Here are a few situations that can help you decide which inventory accounting method is ideal for your company.
Your inventory valuation method can be useful if you’re looking for solutions to reduce your tax liability.
Assuming there’s inflation, a LIFO method will result in cost savings. When using the FIFO approach, you can observe that the tax due is highest because the profit is likewise the largest. Because of the decreased profit margin under LIFO, the liability is lower. However, you should bear in mind that we’re assuming price increases over the year. The outcome of this scenario might change if there is depression.

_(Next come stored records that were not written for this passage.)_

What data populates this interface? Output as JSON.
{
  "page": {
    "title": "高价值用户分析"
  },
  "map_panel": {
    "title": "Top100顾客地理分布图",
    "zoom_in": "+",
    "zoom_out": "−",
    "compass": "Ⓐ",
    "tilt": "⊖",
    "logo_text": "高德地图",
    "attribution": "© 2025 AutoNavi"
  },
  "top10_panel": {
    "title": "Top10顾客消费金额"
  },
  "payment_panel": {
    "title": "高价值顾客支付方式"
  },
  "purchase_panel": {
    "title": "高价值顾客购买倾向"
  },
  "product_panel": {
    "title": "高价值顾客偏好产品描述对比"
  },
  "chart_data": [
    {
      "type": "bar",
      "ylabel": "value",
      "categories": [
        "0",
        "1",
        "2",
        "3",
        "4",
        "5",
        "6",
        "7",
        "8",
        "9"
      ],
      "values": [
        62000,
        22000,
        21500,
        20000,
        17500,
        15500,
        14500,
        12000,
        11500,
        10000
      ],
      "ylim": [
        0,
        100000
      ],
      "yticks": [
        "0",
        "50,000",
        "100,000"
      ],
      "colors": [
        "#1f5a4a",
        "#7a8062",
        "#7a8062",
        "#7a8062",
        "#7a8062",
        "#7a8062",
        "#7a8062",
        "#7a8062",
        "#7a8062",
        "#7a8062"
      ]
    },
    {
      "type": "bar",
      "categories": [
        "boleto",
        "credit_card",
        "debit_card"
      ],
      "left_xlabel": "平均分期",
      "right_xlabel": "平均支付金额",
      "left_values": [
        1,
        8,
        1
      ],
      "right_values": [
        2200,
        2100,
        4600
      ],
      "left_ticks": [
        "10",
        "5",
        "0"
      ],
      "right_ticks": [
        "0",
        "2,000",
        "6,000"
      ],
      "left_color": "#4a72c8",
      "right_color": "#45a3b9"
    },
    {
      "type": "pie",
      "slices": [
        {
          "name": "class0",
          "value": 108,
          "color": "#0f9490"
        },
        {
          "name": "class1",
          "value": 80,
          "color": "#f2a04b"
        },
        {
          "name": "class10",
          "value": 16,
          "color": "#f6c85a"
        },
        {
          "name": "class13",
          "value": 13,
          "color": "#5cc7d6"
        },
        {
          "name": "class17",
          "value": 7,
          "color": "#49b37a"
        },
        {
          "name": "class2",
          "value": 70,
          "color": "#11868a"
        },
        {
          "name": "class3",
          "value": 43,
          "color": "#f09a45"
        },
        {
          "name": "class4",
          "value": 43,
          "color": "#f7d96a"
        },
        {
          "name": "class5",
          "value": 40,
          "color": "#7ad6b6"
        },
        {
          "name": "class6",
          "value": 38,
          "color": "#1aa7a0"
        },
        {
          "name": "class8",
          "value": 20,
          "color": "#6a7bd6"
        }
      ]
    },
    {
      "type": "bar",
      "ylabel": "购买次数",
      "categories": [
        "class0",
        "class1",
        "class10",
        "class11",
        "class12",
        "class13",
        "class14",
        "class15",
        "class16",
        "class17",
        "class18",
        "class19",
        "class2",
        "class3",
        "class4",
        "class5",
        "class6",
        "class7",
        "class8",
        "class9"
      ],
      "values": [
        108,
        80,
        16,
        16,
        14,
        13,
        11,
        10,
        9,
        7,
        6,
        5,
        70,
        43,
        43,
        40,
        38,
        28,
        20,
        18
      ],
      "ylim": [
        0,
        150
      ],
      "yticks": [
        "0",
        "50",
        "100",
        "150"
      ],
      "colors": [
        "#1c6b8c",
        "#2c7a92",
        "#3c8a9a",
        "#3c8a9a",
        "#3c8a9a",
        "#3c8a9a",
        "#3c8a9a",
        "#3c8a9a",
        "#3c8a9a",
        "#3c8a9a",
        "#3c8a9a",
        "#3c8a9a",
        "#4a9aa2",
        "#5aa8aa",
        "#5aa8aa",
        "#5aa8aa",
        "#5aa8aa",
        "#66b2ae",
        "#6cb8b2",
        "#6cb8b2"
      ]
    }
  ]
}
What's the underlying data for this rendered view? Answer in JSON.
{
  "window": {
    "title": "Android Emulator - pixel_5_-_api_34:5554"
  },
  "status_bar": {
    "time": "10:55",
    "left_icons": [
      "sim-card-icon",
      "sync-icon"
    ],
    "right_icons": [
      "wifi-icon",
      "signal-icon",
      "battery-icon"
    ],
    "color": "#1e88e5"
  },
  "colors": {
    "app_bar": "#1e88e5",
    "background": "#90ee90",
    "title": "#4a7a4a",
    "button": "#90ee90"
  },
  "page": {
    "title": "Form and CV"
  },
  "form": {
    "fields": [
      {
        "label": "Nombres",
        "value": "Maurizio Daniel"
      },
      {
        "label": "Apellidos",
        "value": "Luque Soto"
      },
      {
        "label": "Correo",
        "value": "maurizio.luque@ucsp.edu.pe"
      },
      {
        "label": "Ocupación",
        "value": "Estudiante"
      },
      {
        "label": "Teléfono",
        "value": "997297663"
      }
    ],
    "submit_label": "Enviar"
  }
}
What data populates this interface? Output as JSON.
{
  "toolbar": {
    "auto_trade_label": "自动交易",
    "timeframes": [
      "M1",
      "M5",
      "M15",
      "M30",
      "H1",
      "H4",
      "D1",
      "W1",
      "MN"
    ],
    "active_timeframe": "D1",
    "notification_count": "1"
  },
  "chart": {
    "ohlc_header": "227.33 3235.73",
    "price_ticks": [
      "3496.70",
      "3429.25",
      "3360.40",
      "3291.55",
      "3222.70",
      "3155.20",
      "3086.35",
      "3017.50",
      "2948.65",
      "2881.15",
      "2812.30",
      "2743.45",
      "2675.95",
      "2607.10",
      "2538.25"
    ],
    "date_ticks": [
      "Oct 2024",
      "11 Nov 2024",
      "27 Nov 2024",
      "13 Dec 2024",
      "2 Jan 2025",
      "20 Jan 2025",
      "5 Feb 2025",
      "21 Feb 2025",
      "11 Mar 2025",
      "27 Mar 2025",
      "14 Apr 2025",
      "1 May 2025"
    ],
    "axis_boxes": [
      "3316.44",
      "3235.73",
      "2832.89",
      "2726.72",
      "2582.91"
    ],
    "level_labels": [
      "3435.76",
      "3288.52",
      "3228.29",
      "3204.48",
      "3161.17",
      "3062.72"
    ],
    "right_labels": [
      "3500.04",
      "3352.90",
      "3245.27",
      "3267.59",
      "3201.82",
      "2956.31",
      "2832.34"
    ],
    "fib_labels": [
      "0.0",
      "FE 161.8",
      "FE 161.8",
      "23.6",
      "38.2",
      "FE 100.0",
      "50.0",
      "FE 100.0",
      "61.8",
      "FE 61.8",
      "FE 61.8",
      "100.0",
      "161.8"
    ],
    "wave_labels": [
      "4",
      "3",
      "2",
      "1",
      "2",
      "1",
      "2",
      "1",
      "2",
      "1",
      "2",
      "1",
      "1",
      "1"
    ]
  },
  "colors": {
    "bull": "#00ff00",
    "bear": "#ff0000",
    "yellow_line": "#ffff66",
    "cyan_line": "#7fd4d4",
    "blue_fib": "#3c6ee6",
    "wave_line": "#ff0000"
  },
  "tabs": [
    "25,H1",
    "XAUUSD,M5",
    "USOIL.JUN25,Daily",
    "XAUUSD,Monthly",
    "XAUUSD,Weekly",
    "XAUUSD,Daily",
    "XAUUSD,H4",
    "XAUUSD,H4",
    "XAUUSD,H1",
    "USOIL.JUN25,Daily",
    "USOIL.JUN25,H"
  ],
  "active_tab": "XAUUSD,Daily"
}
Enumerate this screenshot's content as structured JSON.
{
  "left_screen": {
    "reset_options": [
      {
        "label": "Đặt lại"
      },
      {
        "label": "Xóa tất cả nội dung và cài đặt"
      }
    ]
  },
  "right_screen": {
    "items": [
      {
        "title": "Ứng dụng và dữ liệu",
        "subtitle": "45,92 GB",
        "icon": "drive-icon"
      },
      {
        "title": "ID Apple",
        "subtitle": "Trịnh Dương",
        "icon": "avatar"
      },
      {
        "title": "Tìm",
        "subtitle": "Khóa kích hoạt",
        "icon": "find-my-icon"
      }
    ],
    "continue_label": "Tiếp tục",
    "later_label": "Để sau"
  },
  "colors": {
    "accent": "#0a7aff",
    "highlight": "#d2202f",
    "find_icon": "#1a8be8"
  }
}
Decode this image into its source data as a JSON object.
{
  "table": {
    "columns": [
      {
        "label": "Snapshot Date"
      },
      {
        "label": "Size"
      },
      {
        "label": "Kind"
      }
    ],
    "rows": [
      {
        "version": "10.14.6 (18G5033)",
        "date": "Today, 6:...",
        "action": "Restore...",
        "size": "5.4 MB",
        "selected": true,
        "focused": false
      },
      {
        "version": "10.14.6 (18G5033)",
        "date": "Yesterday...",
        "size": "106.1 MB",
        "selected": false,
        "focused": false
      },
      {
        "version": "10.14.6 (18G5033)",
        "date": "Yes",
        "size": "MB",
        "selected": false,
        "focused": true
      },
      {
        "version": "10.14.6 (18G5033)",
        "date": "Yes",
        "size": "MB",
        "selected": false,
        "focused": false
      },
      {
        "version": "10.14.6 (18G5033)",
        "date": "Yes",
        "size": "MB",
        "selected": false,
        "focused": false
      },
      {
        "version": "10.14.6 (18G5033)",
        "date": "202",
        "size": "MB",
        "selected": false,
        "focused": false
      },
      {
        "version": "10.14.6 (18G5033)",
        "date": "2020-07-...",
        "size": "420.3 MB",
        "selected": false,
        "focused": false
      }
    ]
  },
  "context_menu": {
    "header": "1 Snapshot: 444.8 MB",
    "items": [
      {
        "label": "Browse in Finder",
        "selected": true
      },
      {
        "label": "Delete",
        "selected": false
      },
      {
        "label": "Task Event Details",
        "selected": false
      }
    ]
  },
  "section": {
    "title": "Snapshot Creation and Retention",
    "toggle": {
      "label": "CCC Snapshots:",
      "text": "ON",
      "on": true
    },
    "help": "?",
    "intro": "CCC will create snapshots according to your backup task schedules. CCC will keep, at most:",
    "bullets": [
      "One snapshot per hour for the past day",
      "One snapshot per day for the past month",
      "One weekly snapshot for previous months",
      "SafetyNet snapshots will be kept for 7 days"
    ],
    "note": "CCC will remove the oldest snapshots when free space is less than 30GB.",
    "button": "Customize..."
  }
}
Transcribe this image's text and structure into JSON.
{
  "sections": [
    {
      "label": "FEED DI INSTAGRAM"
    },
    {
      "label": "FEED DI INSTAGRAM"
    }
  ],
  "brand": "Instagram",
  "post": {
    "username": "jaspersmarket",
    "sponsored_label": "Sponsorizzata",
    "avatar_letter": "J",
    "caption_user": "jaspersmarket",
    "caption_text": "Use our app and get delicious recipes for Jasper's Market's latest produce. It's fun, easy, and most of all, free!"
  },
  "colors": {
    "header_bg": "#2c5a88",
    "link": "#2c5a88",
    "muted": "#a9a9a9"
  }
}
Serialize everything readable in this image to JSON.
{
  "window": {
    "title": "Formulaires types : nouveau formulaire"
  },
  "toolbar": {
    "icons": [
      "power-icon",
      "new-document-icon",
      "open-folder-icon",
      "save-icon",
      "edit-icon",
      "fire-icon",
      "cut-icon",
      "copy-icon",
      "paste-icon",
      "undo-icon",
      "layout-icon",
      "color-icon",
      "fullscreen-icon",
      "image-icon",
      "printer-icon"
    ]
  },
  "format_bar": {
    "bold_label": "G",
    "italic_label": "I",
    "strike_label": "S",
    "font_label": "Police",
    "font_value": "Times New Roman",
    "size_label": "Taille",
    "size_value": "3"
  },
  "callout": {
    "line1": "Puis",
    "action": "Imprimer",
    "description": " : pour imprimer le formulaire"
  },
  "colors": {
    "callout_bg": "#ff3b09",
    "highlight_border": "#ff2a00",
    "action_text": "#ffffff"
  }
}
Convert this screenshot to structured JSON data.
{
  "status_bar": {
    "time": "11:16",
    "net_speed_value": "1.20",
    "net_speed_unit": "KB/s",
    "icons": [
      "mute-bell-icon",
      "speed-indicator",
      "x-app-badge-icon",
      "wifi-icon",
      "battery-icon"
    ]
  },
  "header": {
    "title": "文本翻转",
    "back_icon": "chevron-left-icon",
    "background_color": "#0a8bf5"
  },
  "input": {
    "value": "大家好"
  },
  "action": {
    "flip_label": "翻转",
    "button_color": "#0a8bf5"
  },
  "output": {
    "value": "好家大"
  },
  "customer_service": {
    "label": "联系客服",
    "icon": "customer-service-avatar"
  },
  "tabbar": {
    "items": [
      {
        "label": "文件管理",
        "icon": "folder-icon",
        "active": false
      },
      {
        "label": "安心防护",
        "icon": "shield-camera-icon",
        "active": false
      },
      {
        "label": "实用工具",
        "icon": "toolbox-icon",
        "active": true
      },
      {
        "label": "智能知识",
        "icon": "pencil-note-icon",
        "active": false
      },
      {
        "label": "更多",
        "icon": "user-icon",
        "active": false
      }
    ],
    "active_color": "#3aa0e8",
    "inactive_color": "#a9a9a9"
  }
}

A business with a large profit margin can attract many potential investors and retain its current stockholders. So FIFO valuation will be advantageous in an inflationary market if you’re looking for fresh funding opportunities or if you want to delight your shareholders with good earnings. Similarly to this, when prices are declining, LIFO value will be a preferable option.
Applying for a loan
If you intend to apply for a loan, you’ll need to keep your inventory as collateral. In such circumstances, it is desirable for the stock’s worth to be high because a higher valuation will give the lender more assurance. A FIFO method will provide you with a better value for closing inventory if prices are rising year-round. On the other hand, if prices are falling, a LIFO approach will provide a larger value.
The method that provides you with the highest inventory value will be ideal for your business because financial institutions consider the value of the closing inventory in your balance sheet as one of the criteria before approving a business loan.
The Bottom Line
In general, inventory accounting determines the exact worth of assets at various phases of their creation and production. It helps to ensure that the value of all assets, which is reflected in the value of the company, is accurately represented. Businesses can boost their profit margins and improve financial health by carefully evaluating the values determined by inventory accounting.
Hopefully, this article has provided a clear answer to the question “what is inventory accounting?” and has given you deeper insight into the best inventory accounting practices.
Despite this, retail businesses may still find inventory accounting to be a complicated task. That is why it’s smart to rely on inventory management software. Running your business on a single cloud inventory management solution such as ApparelMagic, increases accuracy and efficiency while reducing headaches across the board (not just for inventory accounting). This ultimately allows you to concentrate on expanding and improving your business.